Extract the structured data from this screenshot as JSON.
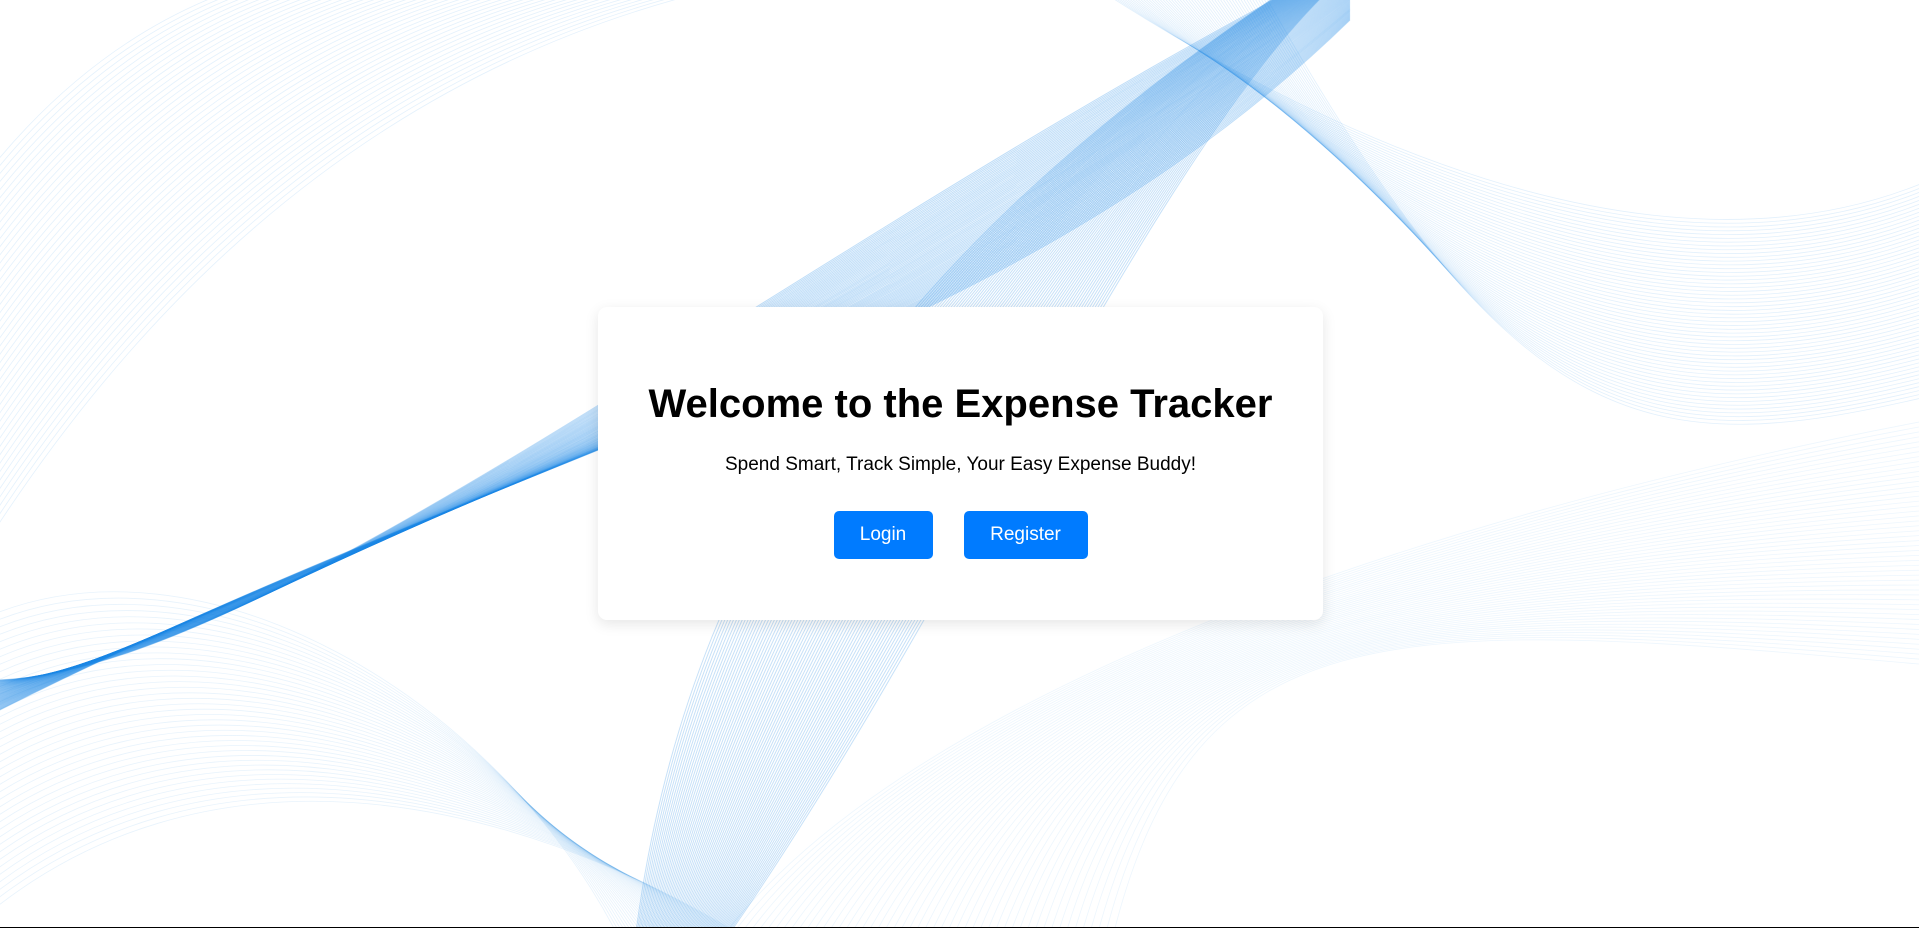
{
  "welcome": {
    "title": "Welcome to the Expense Tracker",
    "tagline": "Spend Smart, Track Simple, Your Easy Expense Buddy!",
    "login_label": "Login",
    "register_label": "Register"
  },
  "theme": {
    "accent": "#007bff",
    "background_wave": "#1e88e5",
    "card_background": "#ffffff"
  },
  "background": {
    "icon": "blue-line-wave-pattern"
  }
}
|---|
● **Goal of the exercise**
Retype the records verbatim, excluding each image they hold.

● **Solution for this task**
Extract the structured data from this screenshot as JSON.
{
  "welcome": {
    "title": "Welcome to the Expense Tracker",
    "tagline": "Spend Smart, Track Simple, Your Easy Expense Buddy!",
    "login_label": "Login",
    "register_label": "Register"
  },
  "theme": {
    "accent": "#007bff",
    "background_wave": "#1e88e5",
    "card_background": "#ffffff"
  },
  "background": {
    "icon": "blue-line-wave-pattern"
  }
}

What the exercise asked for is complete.